The Supreme Court is going to hear a court case involving one of the leaders of the student protest movement of 2012.

Gabriel Nadeau-Dubois was found guilty in 2012 of contempt of court for inciting students to ignore a court order guaranteeing students access to their classes.

That decision was overturned this past January by Quebec's Court of Appeal.

Now the Supreme Court is going to hear the case, with the Crown arguing that the Court of Appeal made an error by substituting its own assessment instead of respecting the evidence presented at a lower court.
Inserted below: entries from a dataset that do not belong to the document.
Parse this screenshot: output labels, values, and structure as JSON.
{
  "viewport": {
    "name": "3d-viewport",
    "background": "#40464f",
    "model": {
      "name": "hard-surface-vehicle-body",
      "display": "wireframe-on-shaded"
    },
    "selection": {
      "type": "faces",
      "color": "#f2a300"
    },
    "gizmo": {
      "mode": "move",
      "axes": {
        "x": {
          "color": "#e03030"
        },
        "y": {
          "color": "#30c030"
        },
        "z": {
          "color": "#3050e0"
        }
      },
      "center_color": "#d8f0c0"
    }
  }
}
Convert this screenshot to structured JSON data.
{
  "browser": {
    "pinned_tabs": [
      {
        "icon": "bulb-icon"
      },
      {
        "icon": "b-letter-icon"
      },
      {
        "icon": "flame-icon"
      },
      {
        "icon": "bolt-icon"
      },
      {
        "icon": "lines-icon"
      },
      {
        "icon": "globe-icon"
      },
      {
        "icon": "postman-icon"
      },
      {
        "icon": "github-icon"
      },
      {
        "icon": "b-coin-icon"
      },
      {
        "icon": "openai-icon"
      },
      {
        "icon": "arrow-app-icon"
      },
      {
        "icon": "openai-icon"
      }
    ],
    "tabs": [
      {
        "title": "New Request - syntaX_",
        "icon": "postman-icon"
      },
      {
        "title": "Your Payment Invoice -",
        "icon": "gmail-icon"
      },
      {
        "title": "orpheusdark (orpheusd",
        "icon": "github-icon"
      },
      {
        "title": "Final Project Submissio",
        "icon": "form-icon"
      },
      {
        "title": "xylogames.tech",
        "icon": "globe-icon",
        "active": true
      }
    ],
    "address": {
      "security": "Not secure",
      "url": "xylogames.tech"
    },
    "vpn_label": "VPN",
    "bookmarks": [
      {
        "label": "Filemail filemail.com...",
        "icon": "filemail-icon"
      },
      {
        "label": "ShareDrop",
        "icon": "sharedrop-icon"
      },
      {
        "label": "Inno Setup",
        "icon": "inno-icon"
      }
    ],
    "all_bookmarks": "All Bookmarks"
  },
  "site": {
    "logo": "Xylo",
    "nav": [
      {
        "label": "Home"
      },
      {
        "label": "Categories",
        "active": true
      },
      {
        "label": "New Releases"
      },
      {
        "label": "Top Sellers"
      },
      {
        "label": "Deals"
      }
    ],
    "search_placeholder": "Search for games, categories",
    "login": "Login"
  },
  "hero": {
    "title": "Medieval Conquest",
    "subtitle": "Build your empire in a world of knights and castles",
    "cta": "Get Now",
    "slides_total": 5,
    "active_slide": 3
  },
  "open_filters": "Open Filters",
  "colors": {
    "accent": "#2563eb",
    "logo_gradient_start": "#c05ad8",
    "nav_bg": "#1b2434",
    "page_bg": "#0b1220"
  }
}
Specifically, the Supreme Court is being asked to evaluate whether the Court of Appeal should have required the Crown to prove that Nadeau-Dubois had "specific" knowledge of the injunction.

The Crown is also arguing that it should have been up to Nadeau-Dubois's lawyers to introduce a challenge based on Charter rights, and not the Appeal court judges.

Tens of thousands of students took part in the "red square" protests of 2012, but students who voted against the protests were frequently upset when protesters stormed into classrooms.

Jean-Francois Morasse, a student at the University of Laval, won an injunction preventing protesters from interfering with his Fine Arts classes.

Nadeau-Dubois was charged with contempt of court after saying during a television interview that it was legitimate for protesters to form picket lines and stop students who had obtained injunctions from getting to their classrooms.

The student leader was found guilty at a lower court and sentenced to 120 hours of community service